* **AIM OF THE TASK**
The expected output is each line in the data below that includes the string "rank".

+++ RECORD EXCERPTS

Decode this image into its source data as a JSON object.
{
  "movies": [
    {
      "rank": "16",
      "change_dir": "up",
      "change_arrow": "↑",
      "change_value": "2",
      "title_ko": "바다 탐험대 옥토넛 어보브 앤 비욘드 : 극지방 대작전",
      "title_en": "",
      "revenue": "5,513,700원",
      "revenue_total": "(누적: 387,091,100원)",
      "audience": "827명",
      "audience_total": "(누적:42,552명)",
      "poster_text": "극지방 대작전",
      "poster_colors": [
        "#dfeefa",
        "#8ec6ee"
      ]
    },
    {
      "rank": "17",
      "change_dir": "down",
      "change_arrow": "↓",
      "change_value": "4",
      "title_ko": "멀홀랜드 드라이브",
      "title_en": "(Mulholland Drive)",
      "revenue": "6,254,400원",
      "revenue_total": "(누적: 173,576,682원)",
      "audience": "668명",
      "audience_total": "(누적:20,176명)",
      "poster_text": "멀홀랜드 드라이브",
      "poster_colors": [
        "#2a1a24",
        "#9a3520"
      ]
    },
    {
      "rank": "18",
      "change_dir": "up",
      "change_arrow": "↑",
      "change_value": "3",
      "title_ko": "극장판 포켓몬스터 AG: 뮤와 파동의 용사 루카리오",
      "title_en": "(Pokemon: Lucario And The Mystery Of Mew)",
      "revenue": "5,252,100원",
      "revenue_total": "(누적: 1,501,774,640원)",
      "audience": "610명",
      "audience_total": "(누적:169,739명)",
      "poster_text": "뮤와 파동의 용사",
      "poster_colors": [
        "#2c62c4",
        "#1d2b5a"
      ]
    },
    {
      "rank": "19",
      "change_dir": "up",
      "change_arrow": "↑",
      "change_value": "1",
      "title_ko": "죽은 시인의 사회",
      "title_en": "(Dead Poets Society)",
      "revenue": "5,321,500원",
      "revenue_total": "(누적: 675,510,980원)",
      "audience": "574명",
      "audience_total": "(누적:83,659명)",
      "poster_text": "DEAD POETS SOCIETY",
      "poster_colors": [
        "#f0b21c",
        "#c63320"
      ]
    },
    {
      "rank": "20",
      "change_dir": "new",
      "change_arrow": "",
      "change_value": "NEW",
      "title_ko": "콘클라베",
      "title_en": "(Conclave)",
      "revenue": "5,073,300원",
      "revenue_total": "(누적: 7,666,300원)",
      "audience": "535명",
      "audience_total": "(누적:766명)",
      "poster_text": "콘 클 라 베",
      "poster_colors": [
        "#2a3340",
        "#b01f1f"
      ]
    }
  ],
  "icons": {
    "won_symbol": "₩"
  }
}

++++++

* **OUTPUT FOR THIS EXERCISE**
      "rank": "16",
      "rank": "17",
      "rank": "18",
      "rank": "19",
      "rank": "20",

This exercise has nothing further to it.